[DATASET CONTENT Boundary: Start]
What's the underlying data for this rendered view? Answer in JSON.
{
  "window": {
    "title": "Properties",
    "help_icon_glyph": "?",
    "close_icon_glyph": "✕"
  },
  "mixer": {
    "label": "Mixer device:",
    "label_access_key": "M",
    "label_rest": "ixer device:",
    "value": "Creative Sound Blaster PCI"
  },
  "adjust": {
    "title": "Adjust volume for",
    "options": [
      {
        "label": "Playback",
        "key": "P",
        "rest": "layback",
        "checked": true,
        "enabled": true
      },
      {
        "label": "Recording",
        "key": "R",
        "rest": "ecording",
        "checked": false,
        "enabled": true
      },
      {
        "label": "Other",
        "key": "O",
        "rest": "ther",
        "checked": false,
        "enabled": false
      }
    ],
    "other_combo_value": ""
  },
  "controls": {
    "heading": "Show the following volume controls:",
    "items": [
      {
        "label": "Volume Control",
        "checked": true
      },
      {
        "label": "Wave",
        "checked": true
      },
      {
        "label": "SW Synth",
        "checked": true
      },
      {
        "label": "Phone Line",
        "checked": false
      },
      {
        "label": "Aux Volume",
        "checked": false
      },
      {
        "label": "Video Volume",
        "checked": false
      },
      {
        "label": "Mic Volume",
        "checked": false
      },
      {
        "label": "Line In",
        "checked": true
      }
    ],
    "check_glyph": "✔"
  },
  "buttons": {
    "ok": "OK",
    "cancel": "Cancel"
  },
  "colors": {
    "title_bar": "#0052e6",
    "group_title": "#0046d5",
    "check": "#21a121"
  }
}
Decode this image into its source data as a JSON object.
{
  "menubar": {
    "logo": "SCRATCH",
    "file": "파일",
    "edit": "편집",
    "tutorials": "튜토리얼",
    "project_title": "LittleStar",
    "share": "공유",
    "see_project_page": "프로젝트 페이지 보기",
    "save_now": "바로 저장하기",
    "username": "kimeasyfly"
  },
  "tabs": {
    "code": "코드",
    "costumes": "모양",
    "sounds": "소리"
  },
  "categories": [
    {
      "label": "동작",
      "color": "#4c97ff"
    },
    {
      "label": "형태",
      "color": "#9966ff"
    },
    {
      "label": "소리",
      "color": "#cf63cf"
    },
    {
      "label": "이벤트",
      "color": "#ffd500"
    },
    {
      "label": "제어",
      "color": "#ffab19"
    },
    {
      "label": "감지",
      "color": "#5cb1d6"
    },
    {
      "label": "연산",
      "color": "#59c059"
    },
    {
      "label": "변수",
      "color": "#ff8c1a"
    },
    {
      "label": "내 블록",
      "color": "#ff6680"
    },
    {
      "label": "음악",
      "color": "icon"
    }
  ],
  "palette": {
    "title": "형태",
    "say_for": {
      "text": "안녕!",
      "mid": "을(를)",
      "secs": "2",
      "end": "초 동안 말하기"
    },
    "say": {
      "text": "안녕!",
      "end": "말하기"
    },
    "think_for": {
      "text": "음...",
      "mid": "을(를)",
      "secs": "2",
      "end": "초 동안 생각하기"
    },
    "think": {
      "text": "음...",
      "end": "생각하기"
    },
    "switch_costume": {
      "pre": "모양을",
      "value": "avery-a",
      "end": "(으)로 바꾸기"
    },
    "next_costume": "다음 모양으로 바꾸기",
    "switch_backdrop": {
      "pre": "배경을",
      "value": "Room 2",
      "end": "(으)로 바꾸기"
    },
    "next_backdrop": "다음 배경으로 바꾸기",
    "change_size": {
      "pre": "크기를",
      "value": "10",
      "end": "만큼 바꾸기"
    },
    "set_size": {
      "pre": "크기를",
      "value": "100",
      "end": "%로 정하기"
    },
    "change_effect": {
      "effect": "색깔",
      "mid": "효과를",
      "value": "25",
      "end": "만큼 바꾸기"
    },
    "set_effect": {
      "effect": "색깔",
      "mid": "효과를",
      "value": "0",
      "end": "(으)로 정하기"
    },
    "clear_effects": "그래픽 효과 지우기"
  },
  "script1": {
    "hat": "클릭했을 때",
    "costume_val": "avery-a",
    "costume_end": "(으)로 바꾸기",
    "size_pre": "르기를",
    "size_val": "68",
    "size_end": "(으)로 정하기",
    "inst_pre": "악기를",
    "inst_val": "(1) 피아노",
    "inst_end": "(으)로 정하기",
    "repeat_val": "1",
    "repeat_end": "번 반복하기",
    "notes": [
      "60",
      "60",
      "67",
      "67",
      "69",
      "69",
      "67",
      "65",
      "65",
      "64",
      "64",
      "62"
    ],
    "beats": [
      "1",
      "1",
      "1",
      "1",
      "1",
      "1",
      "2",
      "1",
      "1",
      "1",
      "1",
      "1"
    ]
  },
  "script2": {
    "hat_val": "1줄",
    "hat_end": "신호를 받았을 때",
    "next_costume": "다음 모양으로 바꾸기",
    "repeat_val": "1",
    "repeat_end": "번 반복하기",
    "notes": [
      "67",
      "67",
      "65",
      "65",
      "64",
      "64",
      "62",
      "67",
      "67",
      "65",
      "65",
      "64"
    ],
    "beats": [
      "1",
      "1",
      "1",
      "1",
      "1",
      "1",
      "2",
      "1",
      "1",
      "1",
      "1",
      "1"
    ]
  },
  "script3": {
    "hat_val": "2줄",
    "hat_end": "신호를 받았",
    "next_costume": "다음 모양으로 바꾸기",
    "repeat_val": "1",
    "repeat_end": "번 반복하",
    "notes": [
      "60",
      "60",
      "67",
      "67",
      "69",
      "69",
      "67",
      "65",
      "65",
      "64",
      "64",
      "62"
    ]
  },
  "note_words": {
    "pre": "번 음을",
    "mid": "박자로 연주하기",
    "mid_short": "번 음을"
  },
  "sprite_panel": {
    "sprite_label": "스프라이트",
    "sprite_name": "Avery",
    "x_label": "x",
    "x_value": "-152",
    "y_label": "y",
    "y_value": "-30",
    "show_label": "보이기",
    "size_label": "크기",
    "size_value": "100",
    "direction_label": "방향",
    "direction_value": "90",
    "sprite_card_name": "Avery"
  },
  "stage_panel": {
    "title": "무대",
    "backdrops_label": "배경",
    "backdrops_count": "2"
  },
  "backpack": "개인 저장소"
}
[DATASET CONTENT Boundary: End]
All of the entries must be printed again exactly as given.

**OUTPUT FOR THIS TASK:**
What's the underlying data for this rendered view? Answer in JSON.
{
  "window": {
    "title": "Properties",
    "help_icon_glyph": "?",
    "close_icon_glyph": "✕"
  },
  "mixer": {
    "label": "Mixer device:",
    "label_access_key": "M",
    "label_rest": "ixer device:",
    "value": "Creative Sound Blaster PCI"
  },
  "adjust": {
    "title": "Adjust volume for",
    "options": [
      {
        "label": "Playback",
        "key": "P",
        "rest": "layback",
        "checked": true,
        "enabled": true
      },
      {
        "label": "Recording",
        "key": "R",
        "rest": "ecording",
        "checked": false,
        "enabled": true
      },
      {
        "label": "Other",
        "key": "O",
        "rest": "ther",
        "checked": false,
        "enabled": false
      }
    ],
    "other_combo_value": ""
  },
  "controls": {
    "heading": "Show the following volume controls:",
    "items": [
      {
        "label": "Volume Control",
        "checked": true
      },
      {
        "label": "Wave",
        "checked": true
      },
      {
        "label": "SW Synth",
        "checked": true
      },
      {
        "label": "Phone Line",
        "checked": false
      },
      {
        "label": "Aux Volume",
        "checked": false
      },
      {
        "label": "Video Volume",
        "checked": false
      },
      {
        "label": "Mic Volume",
        "checked": false
      },
      {
        "label": "Line In",
        "checked": true
      }
    ],
    "check_glyph": "✔"
  },
  "buttons": {
    "ok": "OK",
    "cancel": "Cancel"
  },
  "colors": {
    "title_bar": "#0052e6",
    "group_title": "#0046d5",
    "check": "#21a121"
  }
}
Decode this image into its source data as a JSON object.
{
  "menubar": {
    "logo": "SCRATCH",
    "file": "파일",
    "edit": "편집",
    "tutorials": "튜토리얼",
    "project_title": "LittleStar",
    "share": "공유",
    "see_project_page": "프로젝트 페이지 보기",
    "save_now": "바로 저장하기",
    "username": "kimeasyfly"
  },
  "tabs": {
    "code": "코드",
    "costumes": "모양",
    "sounds": "소리"
  },
  "categories": [
    {
      "label": "동작",
      "color": "#4c97ff"
    },
    {
      "label": "형태",
      "color": "#9966ff"
    },
    {
      "label": "소리",
      "color": "#cf63cf"
    },
    {
      "label": "이벤트",
      "color": "#ffd500"
    },
    {
      "label": "제어",
      "color": "#ffab19"
    },
    {
      "label": "감지",
      "color": "#5cb1d6"
    },
    {
      "label": "연산",
      "color": "#59c059"
    },
    {
      "label": "변수",
      "color": "#ff8c1a"
    },
    {
      "label": "내 블록",
      "color": "#ff6680"
    },
    {
      "label": "음악",
      "color": "icon"
    }
  ],
  "palette": {
    "title": "형태",
    "say_for": {
      "text": "안녕!",
      "mid": "을(를)",
      "secs": "2",
      "end": "초 동안 말하기"
    },
    "say": {
      "text": "안녕!",
      "end": "말하기"
    },
    "think_for": {
      "text": "음...",
      "mid": "을(를)",
      "secs": "2",
      "end": "초 동안 생각하기"
    },
    "think": {
      "text": "음...",
      "end": "생각하기"
    },
    "switch_costume": {
      "pre": "모양을",
      "value": "avery-a",
      "end": "(으)로 바꾸기"
    },
    "next_costume": "다음 모양으로 바꾸기",
    "switch_backdrop": {
      "pre": "배경을",
      "value": "Room 2",
      "end": "(으)로 바꾸기"
    },
    "next_backdrop": "다음 배경으로 바꾸기",
    "change_size": {
      "pre": "크기를",
      "value": "10",
      "end": "만큼 바꾸기"
    },
    "set_size": {
      "pre": "크기를",
      "value": "100",
      "end": "%로 정하기"
    },
    "change_effect": {
      "effect": "색깔",
      "mid": "효과를",
      "value": "25",
      "end": "만큼 바꾸기"
    },
    "set_effect": {
      "effect": "색깔",
      "mid": "효과를",
      "value": "0",
      "end": "(으)로 정하기"
    },
    "clear_effects": "그래픽 효과 지우기"
  },
  "script1": {
    "hat": "클릭했을 때",
    "costume_val": "avery-a",
    "costume_end": "(으)로 바꾸기",
    "size_pre": "르기를",
    "size_val": "68",
    "size_end": "(으)로 정하기",
    "inst_pre": "악기를",
    "inst_val": "(1) 피아노",
    "inst_end": "(으)로 정하기",
    "repeat_val": "1",
    "repeat_end": "번 반복하기",
    "notes": [
      "60",
      "60",
      "67",
      "67",
      "69",
      "69",
      "67",
      "65",
      "65",
      "64",
      "64",
      "62"
    ],
    "beats": [
      "1",
      "1",
      "1",
      "1",
      "1",
      "1",
      "2",
      "1",
      "1",
      "1",
      "1",
      "1"
    ]
  },
  "script2": {
    "hat_val": "1줄",
    "hat_end": "신호를 받았을 때",
    "next_costume": "다음 모양으로 바꾸기",
    "repeat_val": "1",
    "repeat_end": "번 반복하기",
    "notes": [
      "67",
      "67",
      "65",
      "65",
      "64",
      "64",
      "62",
      "67",
      "67",
      "65",
      "65",
      "64"
    ],
    "beats": [
      "1",
      "1",
      "1",
      "1",
      "1",
      "1",
      "2",
      "1",
      "1",
      "1",
      "1",
      "1"
    ]
  },
  "script3": {
    "hat_val": "2줄",
    "hat_end": "신호를 받았",
    "next_costume": "다음 모양으로 바꾸기",
    "repeat_val": "1",
    "repeat_end": "번 반복하",
    "notes": [
      "60",
      "60",
      "67",
      "67",
      "69",
      "69",
      "67",
      "65",
      "65",
      "64",
      "64",
      "62"
    ]
  },
  "note_words": {
    "pre": "번 음을",
    "mid": "박자로 연주하기",
    "mid_short": "번 음을"
  },
  "sprite_panel": {
    "sprite_label": "스프라이트",
    "sprite_name": "Avery",
    "x_label": "x",
    "x_value": "-152",
    "y_label": "y",
    "y_value": "-30",
    "show_label": "보이기",
    "size_label": "크기",
    "size_value": "100",
    "direction_label": "방향",
    "direction_value": "90",
    "sprite_card_name": "Avery"
  },
  "stage_panel": {
    "title": "무대",
    "backdrops_label": "배경",
    "backdrops_count": "2"
  },
  "backpack": "개인 저장소"
}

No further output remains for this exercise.